African Muslims arrive at Mecca for annual hajj pilgrimage
Thousands of Muslims from Kenya, Ghana and across Africa are streaming to Saudi Arabia as the annual hajj pilgrimage begins Friday. Hajj, one of the five pillars of Islam, is an obligation for adult Muslims who are able to make the journey to Mecca at some point in their lives. Saudi officials expect at least 2.5 million people for this year’s hajj, which includes the Eid al-Adha rituals to begin on Monday.
This year, Muslims from Sierra Leone are able to visit Mecca after a two-year hiatus because of the Ebola virus outbreak. At least 20,000 Nigerians are making the trek to Mecca, where authorities say they have increased staff and implemented comprehensive plans to help ensure a safe and peaceful sojourn.
The measures include 2,000 security cameras at the holy sites, and 200,000 security personnel on the ground. Pilgrims now are required to wear electronic tracking devices on their wrists that can be tracked by satellite, according to Standard Media reports. Beyond their security function, the wearables offer identification and medical data in the event of personal emergencies.
Saudi officials say the measures will decrease the likelihood of tragedies at Mecca. Last year, more than 2,000 people died in stampedes that – in addition to their human toll – sparked controversy when hajj officials blamed African pilgrims.
Credit-report abuse is adversely affecting Kenyans
In Kenya, access to mobile banking and sophisticated loan products are creating economic opportunity – but they’re also creating new credit-history problems for customers. Those reports are adversely affecting Kenyan consumers, which was never the intent of the credit reporting models.
Business Daily Africa reports that since 2010, when Kenyan officials first launched a credit information-sharing model that relies on bureau reports, the Central Bank Kenya data shows more than 12 million requests have been processed. The banks are forwarding the names and information of customers to bureaus like Metropol and TransUnion Africa, which offers credit bureau services in countries across Africa, for relatively minor amounts.
In some cases, those amounts are as low as 100 Kenyan shilling, with more than 400,000 Kenyans now listed for outstanding mobile loans of Sh200 or less.
The CBK recently warned banks against using the system to abuse customers.
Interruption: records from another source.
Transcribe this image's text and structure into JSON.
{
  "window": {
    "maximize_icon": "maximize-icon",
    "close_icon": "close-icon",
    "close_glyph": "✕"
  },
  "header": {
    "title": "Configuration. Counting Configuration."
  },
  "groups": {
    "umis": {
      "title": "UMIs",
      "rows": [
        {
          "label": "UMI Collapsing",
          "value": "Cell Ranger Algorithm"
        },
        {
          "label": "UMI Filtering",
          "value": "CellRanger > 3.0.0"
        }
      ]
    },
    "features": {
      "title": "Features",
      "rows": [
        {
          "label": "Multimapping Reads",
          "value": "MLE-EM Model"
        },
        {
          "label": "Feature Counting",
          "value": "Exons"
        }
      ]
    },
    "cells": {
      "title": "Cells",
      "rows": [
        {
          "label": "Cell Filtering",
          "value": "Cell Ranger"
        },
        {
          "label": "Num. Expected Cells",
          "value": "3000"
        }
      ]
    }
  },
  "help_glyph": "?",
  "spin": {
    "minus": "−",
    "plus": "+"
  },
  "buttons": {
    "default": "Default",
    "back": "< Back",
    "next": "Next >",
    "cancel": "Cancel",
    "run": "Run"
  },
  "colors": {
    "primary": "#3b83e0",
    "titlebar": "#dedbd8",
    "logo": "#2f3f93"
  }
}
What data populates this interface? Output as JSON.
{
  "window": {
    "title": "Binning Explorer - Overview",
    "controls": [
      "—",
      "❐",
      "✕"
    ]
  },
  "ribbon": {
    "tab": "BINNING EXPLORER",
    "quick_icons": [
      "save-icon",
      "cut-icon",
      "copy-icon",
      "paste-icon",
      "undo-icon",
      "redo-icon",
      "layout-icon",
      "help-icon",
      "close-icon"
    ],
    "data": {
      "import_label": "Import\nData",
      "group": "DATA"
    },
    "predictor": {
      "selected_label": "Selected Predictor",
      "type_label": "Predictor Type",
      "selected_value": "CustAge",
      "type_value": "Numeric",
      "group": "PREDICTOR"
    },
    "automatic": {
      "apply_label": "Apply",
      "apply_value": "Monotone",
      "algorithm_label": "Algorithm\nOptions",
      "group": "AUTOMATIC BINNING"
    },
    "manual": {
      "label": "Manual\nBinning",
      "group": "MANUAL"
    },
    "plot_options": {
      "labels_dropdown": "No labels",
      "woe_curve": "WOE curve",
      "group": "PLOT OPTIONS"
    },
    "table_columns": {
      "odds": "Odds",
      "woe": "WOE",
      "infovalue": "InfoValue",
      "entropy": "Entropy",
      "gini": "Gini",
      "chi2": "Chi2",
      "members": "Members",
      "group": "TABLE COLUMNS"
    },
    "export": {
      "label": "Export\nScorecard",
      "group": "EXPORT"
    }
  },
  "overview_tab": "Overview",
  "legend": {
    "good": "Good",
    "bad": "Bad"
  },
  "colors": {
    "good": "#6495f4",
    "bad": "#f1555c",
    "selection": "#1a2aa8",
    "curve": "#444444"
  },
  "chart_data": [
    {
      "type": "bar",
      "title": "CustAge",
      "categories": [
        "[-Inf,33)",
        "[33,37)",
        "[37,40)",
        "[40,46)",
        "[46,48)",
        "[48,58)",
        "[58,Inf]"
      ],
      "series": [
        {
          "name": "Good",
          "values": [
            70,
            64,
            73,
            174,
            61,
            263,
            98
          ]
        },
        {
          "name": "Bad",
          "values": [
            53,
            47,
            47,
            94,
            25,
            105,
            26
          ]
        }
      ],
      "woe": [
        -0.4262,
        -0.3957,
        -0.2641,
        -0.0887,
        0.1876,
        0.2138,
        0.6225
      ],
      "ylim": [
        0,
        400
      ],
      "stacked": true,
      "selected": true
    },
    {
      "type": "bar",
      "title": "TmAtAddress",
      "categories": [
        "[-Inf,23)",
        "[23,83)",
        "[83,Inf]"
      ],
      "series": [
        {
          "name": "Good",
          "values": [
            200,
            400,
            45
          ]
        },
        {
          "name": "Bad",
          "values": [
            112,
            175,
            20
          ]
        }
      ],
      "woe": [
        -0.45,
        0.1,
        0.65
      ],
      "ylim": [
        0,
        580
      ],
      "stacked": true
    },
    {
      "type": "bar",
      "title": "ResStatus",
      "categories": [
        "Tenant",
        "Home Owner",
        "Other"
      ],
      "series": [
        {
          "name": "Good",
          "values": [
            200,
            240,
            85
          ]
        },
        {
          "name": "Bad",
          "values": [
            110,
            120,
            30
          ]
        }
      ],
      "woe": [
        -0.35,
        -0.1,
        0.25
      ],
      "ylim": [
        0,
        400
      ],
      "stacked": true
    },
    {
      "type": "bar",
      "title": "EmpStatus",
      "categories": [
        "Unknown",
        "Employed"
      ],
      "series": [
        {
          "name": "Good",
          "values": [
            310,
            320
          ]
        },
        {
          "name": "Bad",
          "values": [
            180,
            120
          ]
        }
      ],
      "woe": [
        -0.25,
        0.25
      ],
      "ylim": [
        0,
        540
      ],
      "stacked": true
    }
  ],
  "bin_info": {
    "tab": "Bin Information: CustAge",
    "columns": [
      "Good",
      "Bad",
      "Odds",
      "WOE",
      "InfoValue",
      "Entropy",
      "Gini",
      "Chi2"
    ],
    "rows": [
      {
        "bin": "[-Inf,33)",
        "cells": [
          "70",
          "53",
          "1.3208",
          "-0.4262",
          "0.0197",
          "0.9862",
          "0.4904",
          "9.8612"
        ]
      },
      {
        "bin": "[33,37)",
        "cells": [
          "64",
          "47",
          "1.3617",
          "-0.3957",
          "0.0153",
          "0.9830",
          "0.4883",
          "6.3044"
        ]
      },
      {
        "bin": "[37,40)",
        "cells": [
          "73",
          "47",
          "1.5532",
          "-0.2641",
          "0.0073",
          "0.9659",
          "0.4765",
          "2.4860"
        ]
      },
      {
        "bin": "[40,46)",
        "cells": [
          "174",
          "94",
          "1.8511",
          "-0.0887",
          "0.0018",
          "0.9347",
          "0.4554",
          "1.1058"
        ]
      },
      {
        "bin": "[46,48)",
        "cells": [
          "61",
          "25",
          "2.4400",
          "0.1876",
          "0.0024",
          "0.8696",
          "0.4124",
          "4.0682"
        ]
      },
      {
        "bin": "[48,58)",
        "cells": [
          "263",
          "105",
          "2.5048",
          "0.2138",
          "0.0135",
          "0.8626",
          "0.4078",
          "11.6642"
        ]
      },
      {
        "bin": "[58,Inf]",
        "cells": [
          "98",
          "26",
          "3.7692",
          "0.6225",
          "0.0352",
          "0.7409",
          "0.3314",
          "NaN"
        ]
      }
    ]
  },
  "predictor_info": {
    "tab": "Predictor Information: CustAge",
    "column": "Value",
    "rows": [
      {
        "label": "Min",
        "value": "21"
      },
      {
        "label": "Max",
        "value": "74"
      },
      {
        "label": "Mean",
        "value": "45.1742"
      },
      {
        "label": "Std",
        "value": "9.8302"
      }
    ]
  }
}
Many of those customers eye credit bureau reporting with suspicion because it serves as a tool to punish borrowers rather than reward the responsible with better rates and product options. The CBK reports that just 177,450 consumer requests for a free annual credit report have been filed, many of them to fulfill employment and job application requirements.
West African research explores air pollution, climate-haze relationship
Scientists say the first results of a 5-year project to measure atmospheric conditions over southern West Africa are in, with encouraging results for better understanding pollution sources and acting on climate change. The DACCIWA researchers measured air-pollution plumes that originate in Accra, Abidjan, Lomé, and Cotonou, to map the relationship between emissions that originate in the coastal cities and their impact up to 300 kilometers inland.
The haze-generating plumes show high amounts of organic matter, said Peter Knippertz, a professor at Karlsruhe Institute of Technology in Germany and head of the DACCIWA team. The practice of burning trash, agricultural waste and charcoal fuels contributes to the high particulate count.
That, in turn, combines with sea salt from the south and wind-blown Saharan dust from the north, to create unique atmospheric conditions in West Africa. When combined with power plant and oil-industry carbon emissions, the plumes waft inland and affect the savannahs and inland forests of the region. The haze changes available sunlight and affects temperature, wind, cloud formation and particle-altered rainfall.
The DACCIWA team hopes to better understand the complex relationships between the pollution sources, and the clouds and related atmospheric conditions, to improve weather and climate-change models. It’s too early to know if what they learn can be extrapolated to other regions, Knippertz told Phys.org.